It is my hope that as a result of the many redevelopment initiatives that have fallen short or simply failed to make any substantive changes, that residents and business owners within the south St. Petersburg CRA will not allow history to repeat itself by allowing the powers to be to lose sight of the vision to create opportunities aimed directly at improving the socio-economic status of the residents and businesses located within the CRA boundaries.
I pray that the days of the backdoor and side door deals of individuals who have little to no interest in seeing the people or the businesses in Midtown’s socio-economic status improve is something that happened in the past and we gain a sense of determination that it will not happen no more, no more, no more!
In May of this year, the St. Petersburg City Council adopted the south St. Petersburg Community Redevelopment Plan, which is a comprehensive plan aimed at reducing poverty in the designated redevelopment area that is boarded between 30th Avenue South to Second Avenue North, I 275 to the north, 49th Street to the west and 4th Street to the east. This plan has the potential to do what Hope VI should have done!
However, if city staff and the Community Advisory Committee does not acknowledge that the current formatting of the CRA Plan doesn’t allow for the level of long term accountability/sustainability, we simply will see history repeat itself.
In a two part series entitled “Laying the foundation for planning, Why God Calls Us to Plan,” authors Dr. Howard W. Olsen, and his wife Dr. Nancy Olsen layout a biblical framework for strategic planning. They lay out the primary components of a strategic plan that includes:
• Mission/core purpose;
• Goals (Specific methods for getting to where you are going)
• Core Values/Beliefs;
• Vision (5-10 years where are we going)
• Strategic Objectives (intermediate objectives or milestones you need to accomplish to get where you are going)
• Scorecard/Evaluation (measure and manages your strategic plan)
• Action Steps (usually in increments of 30, 60, 90 day specific actions
The CRA must be viewed as a strategic road map for reducing poverty. Inasmuch it should have the following core components that are consistent with those outlined by the Olsens, and any other consultants who assist organizations with mapping their strategic direction.
• The CRA redevelopment plan must be formatted with specific goals, objectives and measurable outcomes, which are related directly toward the overarching goal of reducing poverty. The plan must be void of any one individual’s interpretation of what outcomes will reduce poverty and which ones won’t. The members of the community advisory committee who have staggered terms must develop an implementation plan that stands on its own merit regardless of who comes and goes as a part of this long-term planning process.
• The CRA redevelopment plan must include a mapping of the human, physical and financial assets that already exist within this community, and once identified determine how those assets should be supported to achieve specific objectives prior to going out with an RFP that will result in someone else coming into the community and doing something for us at the risk of duplicating something that is already existing within the community.

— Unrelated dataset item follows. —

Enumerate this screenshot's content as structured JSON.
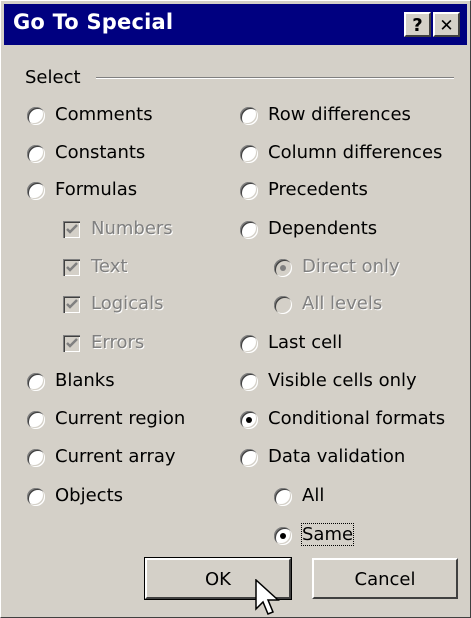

During SPC’s ribbon cutting ceremony, Gibbons made reference to SPC’s earlier plans to build a state-of-the-art childcare facility, however, through their planning process questioned the practicality of that when there were already two childcare facilities in place: Happy Worker’s Learning Center Inc. and Mt. Zion Progressive Missionary Baptist Church within close proximity of the Midtown campus.
(The comment brought tears to my eyes. Historically the African-American community has had to suffer through all of the half-hearted ideas and plans that others have had for us, with one of the casualties being our businesses have close.)
• Lastly the CRA plan must include a partnership with one of our educational institutions with the capacity to develop an evaluation component to the redevelopment plan that clearly evaluates the plan’s effectiveness in reducing poverty within the CRA boundaries.
It is my hope that for once and for all the powers to be in Pinellas County can convincingly demonstrate that BLACK LIVES DO MATTER, as evidenced in their actions and not via sheer rhetoric!
~ Maria Scruggs